───── Supplied material ─────
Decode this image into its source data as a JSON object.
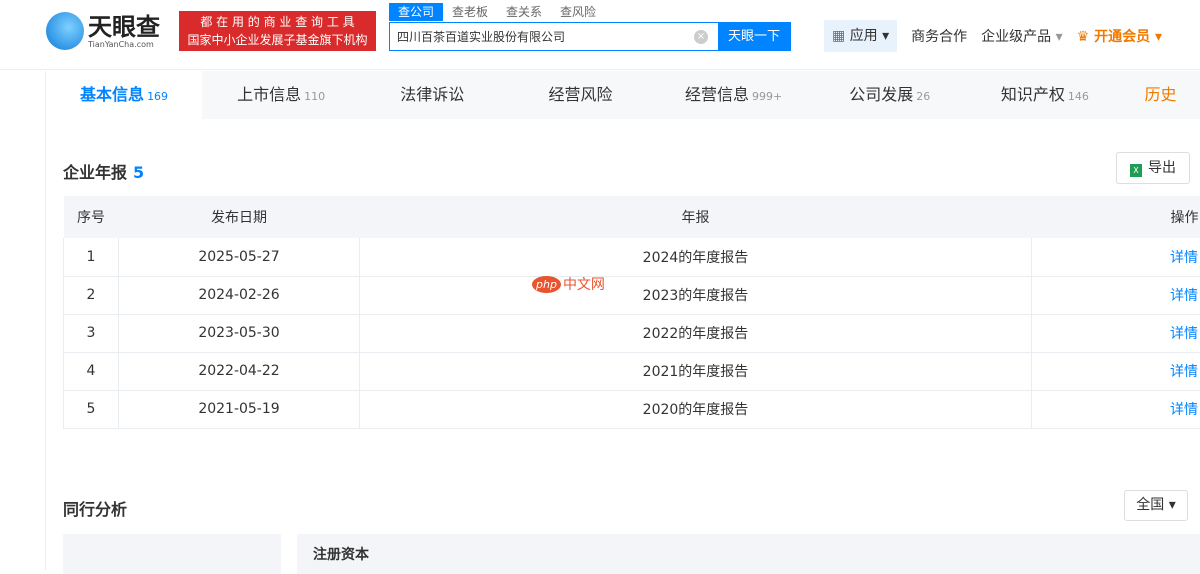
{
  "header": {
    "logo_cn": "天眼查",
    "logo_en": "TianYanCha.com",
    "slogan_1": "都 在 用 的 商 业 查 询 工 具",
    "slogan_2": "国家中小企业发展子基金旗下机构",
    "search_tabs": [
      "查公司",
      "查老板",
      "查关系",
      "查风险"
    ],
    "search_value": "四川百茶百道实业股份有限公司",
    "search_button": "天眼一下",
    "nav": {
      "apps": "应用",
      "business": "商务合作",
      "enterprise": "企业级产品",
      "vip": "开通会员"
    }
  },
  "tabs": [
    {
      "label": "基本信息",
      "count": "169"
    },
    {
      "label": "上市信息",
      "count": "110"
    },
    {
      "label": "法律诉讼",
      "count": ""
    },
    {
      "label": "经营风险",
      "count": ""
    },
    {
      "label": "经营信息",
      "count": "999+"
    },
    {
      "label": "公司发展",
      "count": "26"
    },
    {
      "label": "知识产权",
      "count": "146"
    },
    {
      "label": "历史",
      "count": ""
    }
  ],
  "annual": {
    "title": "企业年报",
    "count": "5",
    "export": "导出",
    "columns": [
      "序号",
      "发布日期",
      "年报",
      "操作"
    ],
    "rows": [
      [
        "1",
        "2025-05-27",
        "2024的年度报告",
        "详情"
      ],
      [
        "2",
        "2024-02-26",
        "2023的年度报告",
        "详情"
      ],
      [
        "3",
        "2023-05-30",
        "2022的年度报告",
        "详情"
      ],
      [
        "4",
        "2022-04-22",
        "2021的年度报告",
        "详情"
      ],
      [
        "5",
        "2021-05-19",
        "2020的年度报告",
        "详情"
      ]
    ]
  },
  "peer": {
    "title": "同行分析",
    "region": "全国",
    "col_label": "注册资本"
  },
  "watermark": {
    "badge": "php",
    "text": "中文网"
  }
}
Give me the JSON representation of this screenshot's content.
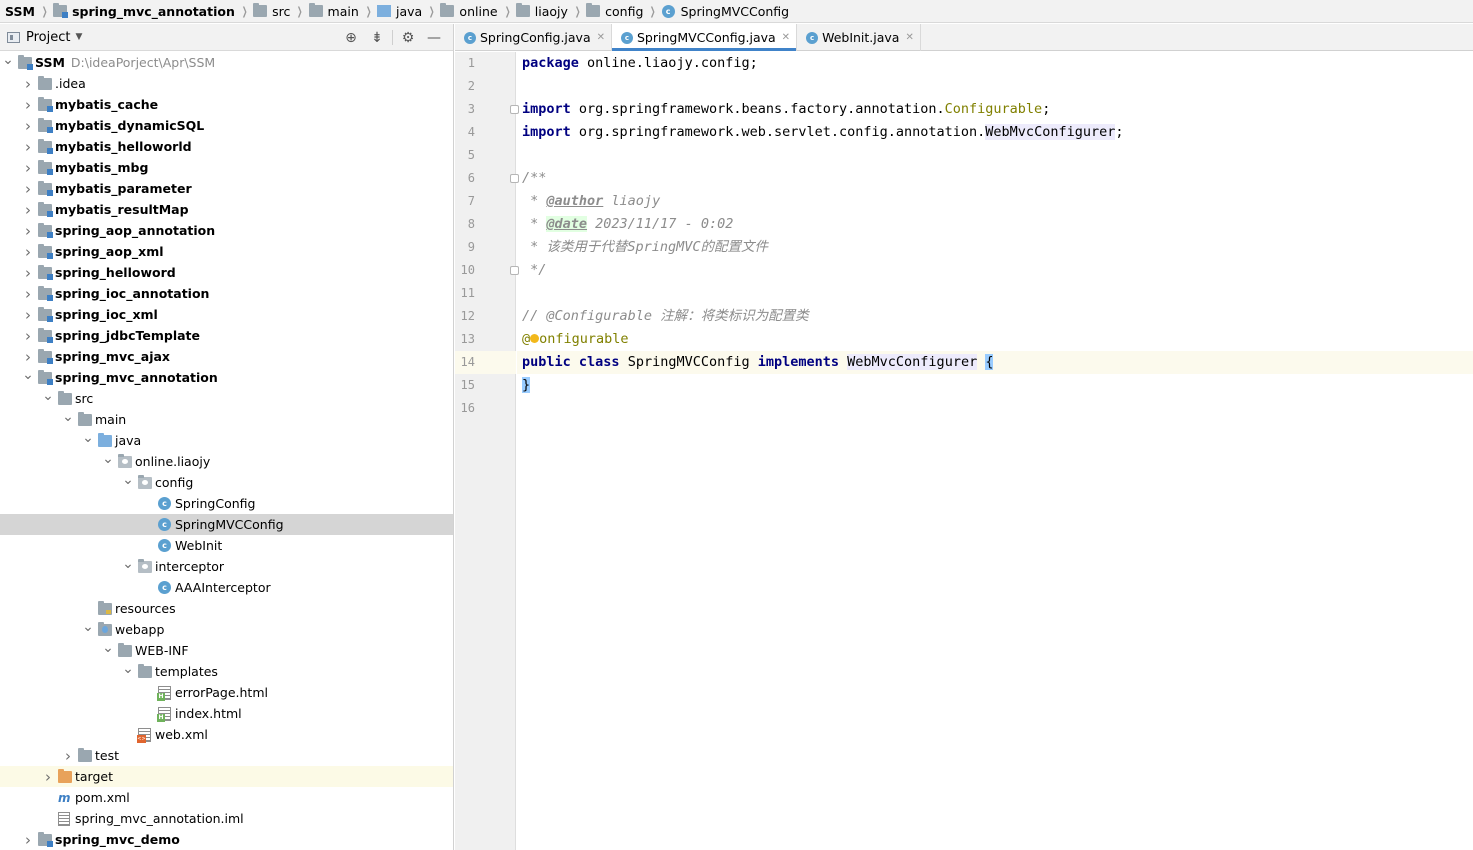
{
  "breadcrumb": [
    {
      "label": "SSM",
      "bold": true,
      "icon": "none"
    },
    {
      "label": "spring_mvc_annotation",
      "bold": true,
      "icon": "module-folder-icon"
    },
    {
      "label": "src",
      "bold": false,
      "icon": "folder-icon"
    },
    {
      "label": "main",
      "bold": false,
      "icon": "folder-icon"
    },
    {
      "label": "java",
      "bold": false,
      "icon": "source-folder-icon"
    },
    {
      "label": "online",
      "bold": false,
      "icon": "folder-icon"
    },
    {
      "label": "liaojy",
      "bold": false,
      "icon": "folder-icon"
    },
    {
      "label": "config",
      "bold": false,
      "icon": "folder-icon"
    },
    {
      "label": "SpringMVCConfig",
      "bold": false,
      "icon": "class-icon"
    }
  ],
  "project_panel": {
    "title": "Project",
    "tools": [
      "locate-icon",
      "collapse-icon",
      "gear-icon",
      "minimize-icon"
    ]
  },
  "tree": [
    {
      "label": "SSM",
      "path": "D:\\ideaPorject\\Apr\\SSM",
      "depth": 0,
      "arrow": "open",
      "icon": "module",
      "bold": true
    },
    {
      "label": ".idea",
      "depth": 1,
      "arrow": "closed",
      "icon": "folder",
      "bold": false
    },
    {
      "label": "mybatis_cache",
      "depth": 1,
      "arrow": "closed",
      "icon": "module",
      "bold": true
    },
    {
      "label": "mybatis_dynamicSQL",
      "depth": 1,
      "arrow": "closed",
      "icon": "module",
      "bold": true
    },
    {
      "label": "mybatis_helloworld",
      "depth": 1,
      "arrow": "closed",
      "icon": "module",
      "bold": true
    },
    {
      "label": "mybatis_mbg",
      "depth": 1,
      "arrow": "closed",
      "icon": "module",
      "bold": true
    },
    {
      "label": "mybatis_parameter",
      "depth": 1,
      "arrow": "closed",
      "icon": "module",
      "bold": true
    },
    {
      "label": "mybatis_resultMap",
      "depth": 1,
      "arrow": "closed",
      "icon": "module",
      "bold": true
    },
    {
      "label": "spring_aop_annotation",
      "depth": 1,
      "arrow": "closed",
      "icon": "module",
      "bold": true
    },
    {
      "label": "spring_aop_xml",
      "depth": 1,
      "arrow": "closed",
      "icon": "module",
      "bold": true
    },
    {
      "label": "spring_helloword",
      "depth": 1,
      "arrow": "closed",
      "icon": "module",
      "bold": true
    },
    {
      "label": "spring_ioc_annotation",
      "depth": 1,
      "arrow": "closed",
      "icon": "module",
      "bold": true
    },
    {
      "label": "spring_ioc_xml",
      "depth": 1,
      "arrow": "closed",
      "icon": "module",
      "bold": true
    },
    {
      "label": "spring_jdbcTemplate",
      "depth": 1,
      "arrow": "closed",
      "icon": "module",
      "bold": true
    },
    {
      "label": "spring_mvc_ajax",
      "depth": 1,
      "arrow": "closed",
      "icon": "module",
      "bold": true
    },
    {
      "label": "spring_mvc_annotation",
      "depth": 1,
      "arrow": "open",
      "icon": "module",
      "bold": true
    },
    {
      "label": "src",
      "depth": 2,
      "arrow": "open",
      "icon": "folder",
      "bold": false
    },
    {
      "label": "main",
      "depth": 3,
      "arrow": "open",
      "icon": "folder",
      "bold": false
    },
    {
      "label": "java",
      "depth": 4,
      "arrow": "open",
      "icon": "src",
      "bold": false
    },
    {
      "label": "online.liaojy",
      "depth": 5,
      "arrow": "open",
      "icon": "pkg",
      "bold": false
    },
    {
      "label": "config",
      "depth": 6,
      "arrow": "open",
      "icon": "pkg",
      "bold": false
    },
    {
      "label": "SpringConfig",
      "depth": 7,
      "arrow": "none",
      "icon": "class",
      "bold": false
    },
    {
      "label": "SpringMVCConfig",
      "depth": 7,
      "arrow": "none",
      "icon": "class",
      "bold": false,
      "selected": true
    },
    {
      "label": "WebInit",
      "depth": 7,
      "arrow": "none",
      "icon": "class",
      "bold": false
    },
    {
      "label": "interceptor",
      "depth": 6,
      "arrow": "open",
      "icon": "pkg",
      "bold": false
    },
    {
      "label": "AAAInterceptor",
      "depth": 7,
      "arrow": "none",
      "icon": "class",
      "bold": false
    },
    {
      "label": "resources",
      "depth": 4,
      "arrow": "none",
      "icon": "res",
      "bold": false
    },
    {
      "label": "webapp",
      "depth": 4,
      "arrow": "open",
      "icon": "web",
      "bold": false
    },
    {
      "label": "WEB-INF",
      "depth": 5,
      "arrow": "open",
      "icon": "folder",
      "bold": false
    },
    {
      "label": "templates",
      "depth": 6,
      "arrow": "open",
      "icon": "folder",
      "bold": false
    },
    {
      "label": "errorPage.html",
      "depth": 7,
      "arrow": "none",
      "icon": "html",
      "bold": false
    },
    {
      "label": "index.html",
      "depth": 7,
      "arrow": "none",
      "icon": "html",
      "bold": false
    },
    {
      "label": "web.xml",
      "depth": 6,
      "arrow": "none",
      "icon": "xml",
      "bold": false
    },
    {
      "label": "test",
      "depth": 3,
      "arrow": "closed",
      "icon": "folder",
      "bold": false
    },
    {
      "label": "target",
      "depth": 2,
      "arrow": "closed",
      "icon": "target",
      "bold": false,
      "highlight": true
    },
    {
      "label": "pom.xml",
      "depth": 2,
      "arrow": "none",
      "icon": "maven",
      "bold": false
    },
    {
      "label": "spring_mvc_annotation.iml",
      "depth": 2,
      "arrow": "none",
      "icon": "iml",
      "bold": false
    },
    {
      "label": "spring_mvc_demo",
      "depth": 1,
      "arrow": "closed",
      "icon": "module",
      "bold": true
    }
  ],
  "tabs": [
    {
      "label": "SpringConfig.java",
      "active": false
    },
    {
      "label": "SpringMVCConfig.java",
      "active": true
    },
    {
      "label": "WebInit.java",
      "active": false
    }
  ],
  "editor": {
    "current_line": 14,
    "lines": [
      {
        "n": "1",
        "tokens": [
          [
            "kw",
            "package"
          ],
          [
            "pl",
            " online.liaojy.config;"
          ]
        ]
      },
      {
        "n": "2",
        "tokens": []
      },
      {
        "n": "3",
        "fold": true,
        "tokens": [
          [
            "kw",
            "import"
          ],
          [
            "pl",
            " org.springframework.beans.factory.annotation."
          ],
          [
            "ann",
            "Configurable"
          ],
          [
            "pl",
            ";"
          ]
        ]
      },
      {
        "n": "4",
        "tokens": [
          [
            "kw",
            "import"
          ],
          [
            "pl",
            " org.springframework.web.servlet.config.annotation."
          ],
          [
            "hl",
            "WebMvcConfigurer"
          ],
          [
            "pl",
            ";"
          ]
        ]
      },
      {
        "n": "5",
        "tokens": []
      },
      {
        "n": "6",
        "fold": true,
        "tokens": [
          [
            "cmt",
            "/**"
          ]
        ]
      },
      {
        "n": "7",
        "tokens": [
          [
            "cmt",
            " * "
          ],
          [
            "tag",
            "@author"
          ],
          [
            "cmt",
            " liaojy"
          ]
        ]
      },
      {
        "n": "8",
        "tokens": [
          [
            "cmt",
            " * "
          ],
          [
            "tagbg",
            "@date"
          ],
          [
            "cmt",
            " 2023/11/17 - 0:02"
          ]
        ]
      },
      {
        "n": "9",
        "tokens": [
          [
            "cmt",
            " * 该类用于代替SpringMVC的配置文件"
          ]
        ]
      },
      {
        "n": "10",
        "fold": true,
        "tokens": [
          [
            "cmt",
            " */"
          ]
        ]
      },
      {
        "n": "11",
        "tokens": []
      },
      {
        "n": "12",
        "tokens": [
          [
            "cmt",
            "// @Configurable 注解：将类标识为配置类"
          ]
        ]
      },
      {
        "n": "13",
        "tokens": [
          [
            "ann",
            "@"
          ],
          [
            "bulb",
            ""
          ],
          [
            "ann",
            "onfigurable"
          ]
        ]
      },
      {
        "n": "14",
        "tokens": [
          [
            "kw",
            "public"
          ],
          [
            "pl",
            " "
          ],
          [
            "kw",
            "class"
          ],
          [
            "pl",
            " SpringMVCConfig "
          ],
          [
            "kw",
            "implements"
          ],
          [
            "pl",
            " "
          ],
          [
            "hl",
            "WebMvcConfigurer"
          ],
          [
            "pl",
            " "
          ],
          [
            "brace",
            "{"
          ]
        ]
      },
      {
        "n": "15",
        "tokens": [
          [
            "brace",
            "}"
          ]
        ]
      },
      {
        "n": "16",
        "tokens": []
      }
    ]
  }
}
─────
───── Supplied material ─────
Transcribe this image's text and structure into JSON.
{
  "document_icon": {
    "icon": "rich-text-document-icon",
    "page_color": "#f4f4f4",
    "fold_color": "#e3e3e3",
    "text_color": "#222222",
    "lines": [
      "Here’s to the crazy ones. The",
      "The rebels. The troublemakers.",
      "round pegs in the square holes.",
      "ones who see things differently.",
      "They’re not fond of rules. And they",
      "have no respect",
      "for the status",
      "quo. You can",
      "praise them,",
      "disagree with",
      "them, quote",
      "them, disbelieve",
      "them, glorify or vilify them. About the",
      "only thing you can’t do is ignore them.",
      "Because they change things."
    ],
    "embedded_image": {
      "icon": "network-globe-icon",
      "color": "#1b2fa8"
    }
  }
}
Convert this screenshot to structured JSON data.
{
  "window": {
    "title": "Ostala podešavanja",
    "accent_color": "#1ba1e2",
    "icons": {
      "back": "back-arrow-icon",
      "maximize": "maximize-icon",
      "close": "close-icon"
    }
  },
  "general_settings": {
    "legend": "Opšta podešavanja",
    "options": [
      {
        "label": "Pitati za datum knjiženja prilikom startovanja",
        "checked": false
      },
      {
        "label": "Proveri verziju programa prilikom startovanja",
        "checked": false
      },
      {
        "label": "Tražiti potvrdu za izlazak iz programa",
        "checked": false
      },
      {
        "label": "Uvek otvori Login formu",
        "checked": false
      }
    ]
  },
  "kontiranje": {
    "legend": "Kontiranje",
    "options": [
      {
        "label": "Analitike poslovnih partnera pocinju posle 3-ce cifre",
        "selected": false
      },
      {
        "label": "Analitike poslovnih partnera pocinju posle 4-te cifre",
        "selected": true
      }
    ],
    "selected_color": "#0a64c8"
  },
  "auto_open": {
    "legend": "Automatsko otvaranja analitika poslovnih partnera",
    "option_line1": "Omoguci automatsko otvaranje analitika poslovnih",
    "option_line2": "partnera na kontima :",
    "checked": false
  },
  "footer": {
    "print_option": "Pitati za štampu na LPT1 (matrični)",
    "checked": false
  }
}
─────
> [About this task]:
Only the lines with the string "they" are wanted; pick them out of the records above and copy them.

> [Response to this exercise]:
      "They’re not fond of rules. And they",
      "Because they change things."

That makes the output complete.